From the same article in today’s Washington Post. This:
Three people were killed during a spate of shootings in the District Tuesday into early Wednesday, including a 53-year-old man caught in gunfire as he walked near Logan Circle in Northwest Washington, according to D.C. police. . .The violence brought to 93 the number of people killed in the city this year, up 18 percent from this time in 2020. Homicides are rising in the District for the fourth consecutive year. . . .
D.C. Mayor Muriel E. Bowser (D), appearing on “CBS This Morning” on Wednesday, said the city “is very focused on keeping our neighborhoods safe” with a spectrum of crime-fighting strategies.
The D.C. Council is considering Bowser’s budget proposal — approved this week by the public safety committee — for the coming fiscal year that cuts police funding 6 percent while increasing spending on violence interrupters and other similar programs.
So not only is more policing excluded from the mayor’s “spectrum of crime fighting strategies,” her strategies include less policing.
This view is out of whack with voters, even in overwhelmingly liberal jurisdictions. We saw this in New York, where the pro-policing candidate won a plurality of the popular vote and the “defund” candidate lagged well behind.
We are also seeing it in Seattle, Washington, of all places. According to the Seattle Times:
None of the six [mayoral] candidates who appeared at Tuesday’s [debate] forum openly endorsed cutting the police budget, let alone by 50%, as a majority of the Seattle City Council had endorsed during the civil rights protests last summer.
A number of candidates campaigned openly that what Seattle really needs right now is more cops — which is quite a political shift from a year ago.
You’ve probably heard of being mugged by reality. In Seattle, one candidate for mayor was just shot at by reality:
“I think the pendulum has swung against defund the police,” one candidate, Lance Randall, said after the debate had ended. “You can see it in these forums — the people who used to talk about it either don’t talk about it anymore or are now actively backpedaling.”
Randall stole the show a bit at this forum, hosted by the Downtown Seattle Association, when he told about how he’d been shot at by thieves just this past Saturday in his Rainier Beach neighborhood.
As first reported by KOMO News on Monday, Randall had been awakened at 4 a.m. by the sound of mechanical sawing. On the street outside, two people were cutting out a parked car’s catalytic converter. Randall went out and tried to get the license plate of the thieves’ car, but they spotted him and then fired five shots, some in the air and some at him, as they sped away.

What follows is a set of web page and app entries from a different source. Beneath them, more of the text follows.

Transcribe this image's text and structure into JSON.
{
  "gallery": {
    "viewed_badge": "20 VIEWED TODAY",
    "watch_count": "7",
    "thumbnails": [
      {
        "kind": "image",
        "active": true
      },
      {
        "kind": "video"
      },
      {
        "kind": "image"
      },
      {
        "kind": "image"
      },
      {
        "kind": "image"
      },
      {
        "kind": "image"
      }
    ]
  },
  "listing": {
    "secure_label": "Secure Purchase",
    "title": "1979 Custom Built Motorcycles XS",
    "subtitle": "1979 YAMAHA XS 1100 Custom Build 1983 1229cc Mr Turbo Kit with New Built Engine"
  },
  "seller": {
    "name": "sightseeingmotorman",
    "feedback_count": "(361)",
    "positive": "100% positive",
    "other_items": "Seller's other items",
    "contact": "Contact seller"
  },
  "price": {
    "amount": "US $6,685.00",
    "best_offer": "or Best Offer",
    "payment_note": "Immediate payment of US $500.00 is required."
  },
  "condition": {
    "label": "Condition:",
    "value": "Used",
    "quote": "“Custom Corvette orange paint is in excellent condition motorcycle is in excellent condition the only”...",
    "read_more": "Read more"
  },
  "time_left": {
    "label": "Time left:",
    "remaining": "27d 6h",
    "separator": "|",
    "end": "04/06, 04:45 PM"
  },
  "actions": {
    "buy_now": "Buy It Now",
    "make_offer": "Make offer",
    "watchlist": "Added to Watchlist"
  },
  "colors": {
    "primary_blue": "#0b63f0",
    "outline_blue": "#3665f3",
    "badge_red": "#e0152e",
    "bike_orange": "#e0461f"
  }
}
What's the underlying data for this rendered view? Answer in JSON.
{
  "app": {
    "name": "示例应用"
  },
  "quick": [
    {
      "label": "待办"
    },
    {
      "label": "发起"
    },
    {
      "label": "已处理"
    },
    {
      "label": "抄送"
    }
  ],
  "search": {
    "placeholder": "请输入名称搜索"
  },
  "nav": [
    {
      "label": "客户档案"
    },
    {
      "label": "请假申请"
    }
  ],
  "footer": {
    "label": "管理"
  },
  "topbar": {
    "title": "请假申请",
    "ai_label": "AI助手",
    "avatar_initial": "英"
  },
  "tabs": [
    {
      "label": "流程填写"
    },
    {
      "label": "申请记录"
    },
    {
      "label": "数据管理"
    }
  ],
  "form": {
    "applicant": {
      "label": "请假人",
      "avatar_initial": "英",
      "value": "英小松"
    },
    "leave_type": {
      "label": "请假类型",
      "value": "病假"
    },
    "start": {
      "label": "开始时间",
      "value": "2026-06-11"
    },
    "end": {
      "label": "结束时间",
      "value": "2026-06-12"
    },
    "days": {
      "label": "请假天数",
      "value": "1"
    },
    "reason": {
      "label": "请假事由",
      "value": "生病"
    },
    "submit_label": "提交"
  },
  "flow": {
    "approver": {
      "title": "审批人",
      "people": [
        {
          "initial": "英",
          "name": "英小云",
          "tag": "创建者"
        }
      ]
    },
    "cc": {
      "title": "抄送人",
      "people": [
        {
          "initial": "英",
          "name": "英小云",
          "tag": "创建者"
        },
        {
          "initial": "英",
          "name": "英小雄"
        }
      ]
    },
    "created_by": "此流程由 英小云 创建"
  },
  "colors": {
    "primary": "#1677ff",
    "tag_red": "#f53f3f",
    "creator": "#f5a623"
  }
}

Randall had crouched behind his own car — his headrest absorbed one bullet.
Randall is African American, so it hit home harder when he then upbraided the City Council and some of the other candidates for purporting to speak for minority communities about this issue.
“We’ve had several forums, and I feel as though there’s an assumption that people of color do not want police officers in their neighborhoods to protect them,” Randall said. “We need police officers.”
Seattle is short of them. Nearly 300 officers have quit the city’s force in the past year. The Seattle Times sniffs: “It may not be related that the cops are down while crime’s going up, but it’s definitely shifting the debate.”
Yes, because, unlike the mainstream media and D.C.’s idiot mayor, voters understand that less policing means more crime.
Randall apparently is an outsider. He’s not expected to become mayor. However, several others at the forum argued for more police officers and none of the candidates present advocated cuts.
I gather from a late-May poll and from this article that the leading contenders are Bruce Harrell, M. Lorena Gonzalez, Colleen Echohawk, Jessyn Farrell, and Casey Sixkiller (son of legendary quarterback Sonny Sixkiller and deputy mayor). Harrell, who led in the late-May poll, agreed that Seattle needs more police patrols to get a handle on street crime downtown. Sixkiller did, as well.
Gonzalez and Echohawk disagreed but, as noted, did not endorse cutting the police budget. As far as I can tell, Farrell hasn’t done so either.
John Sexton concludes that the shape of the Seattle race “suggests ‘defund the police’ is no longer a winning message.” I agree. But was it ever really one?